## Assignment
What lines of the listing include the string "Islands"? Show them all.

## Task data

....

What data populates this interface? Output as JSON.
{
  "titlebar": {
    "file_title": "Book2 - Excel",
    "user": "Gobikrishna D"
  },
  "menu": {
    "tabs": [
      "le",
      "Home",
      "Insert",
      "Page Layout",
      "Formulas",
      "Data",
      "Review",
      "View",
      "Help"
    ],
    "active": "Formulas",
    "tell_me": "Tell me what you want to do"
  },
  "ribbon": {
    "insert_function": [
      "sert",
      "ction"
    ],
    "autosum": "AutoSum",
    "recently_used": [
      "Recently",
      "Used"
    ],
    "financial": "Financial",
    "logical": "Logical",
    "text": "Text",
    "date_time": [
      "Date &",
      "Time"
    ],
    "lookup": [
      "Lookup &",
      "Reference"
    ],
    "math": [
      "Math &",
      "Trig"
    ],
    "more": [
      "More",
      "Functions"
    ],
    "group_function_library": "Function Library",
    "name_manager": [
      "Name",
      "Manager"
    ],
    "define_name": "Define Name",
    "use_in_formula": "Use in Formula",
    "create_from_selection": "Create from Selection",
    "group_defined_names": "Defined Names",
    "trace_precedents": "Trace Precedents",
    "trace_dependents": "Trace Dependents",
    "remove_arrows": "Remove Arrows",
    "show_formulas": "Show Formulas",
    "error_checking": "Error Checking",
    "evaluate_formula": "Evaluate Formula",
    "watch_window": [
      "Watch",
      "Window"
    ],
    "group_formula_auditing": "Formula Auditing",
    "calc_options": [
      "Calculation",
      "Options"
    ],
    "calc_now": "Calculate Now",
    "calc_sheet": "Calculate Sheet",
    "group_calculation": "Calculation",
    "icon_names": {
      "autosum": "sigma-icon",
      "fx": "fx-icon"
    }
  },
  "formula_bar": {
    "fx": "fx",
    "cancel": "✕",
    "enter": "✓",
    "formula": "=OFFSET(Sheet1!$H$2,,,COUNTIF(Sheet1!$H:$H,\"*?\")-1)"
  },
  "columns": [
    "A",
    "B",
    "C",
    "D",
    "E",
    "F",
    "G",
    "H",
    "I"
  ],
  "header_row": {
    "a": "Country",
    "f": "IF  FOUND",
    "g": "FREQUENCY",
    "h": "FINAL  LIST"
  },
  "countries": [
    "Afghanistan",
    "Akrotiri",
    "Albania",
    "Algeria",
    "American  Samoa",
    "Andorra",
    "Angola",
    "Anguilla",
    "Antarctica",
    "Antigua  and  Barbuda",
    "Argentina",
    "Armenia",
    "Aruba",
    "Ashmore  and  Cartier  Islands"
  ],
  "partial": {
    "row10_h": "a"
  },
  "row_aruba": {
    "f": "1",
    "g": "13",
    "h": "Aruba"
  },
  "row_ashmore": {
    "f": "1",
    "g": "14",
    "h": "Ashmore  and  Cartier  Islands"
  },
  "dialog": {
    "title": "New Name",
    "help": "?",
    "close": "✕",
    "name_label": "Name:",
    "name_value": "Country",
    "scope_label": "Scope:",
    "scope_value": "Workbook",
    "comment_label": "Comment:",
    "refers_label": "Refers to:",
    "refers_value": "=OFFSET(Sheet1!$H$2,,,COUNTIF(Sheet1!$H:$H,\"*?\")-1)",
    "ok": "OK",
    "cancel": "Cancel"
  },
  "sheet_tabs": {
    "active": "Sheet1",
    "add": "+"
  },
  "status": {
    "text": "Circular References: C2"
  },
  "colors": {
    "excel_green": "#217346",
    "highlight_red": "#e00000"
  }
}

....

## Finished exercise
    "Ashmore  and  Cartier  Islands"
    "h": "Ashmore  and  Cartier  Islands"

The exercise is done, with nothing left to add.